_Task to carry out_
Only lines with the word "Ctrl" belong in the answer; copy them from the records below.
----------------
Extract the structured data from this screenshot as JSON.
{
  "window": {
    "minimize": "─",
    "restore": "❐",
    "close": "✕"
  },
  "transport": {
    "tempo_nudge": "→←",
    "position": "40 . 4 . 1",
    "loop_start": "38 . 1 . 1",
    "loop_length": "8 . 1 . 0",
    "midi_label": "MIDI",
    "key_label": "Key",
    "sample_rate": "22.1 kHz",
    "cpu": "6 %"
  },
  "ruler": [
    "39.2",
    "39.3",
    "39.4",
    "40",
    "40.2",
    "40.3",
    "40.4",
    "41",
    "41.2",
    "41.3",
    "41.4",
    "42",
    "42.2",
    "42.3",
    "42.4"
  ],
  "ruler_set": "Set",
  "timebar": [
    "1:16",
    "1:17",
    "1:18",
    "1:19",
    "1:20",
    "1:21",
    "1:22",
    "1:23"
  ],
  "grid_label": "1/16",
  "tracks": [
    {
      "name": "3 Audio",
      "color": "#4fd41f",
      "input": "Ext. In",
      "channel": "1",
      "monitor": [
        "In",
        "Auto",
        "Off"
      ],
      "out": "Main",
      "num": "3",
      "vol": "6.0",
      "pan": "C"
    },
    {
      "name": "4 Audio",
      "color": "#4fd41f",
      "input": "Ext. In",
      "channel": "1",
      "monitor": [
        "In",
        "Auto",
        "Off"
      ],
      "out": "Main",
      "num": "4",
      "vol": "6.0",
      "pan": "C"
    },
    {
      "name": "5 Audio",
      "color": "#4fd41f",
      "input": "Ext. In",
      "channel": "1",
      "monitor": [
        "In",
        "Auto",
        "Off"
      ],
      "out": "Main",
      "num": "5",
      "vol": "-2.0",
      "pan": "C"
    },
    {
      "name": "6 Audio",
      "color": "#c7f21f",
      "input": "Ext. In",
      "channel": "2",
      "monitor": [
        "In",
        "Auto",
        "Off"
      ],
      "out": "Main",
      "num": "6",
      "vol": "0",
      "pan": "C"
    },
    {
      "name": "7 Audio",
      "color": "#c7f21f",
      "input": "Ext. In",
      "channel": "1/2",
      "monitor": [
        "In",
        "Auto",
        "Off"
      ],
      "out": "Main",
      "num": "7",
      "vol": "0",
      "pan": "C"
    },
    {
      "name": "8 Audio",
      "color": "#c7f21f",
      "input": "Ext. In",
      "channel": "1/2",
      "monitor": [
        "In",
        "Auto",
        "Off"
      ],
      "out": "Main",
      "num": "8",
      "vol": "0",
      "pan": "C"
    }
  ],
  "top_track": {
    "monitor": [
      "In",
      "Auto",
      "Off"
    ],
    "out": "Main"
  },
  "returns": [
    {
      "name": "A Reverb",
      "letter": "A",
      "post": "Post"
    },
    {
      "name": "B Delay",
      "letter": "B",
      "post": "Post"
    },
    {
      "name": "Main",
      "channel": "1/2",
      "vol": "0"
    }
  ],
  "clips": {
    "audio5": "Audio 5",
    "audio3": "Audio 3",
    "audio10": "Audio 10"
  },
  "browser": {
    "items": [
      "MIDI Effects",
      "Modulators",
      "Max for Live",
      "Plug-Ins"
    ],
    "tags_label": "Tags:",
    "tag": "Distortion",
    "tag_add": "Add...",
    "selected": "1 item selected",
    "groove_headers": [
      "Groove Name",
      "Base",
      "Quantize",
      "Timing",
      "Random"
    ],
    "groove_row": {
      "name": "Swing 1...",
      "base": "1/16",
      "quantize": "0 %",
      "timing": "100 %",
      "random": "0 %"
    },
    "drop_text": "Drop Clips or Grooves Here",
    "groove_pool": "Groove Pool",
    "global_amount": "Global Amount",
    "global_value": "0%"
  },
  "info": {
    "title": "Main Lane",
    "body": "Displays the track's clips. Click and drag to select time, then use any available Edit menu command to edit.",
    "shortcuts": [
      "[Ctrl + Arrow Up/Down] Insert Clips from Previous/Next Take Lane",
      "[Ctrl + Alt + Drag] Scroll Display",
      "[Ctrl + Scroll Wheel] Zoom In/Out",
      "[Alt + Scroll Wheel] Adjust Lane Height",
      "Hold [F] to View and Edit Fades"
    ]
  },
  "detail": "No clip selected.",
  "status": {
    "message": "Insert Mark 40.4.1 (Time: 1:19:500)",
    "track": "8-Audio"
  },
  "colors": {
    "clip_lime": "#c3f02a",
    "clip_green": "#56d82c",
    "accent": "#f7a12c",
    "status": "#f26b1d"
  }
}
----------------
_Expected answer_
      "[Ctrl + Arrow Up/Down] Insert Clips from Previous/Next Take Lane",
      "[Ctrl + Alt + Drag] Scroll Display",
      "[Ctrl + Scroll Wheel] Zoom In/Out",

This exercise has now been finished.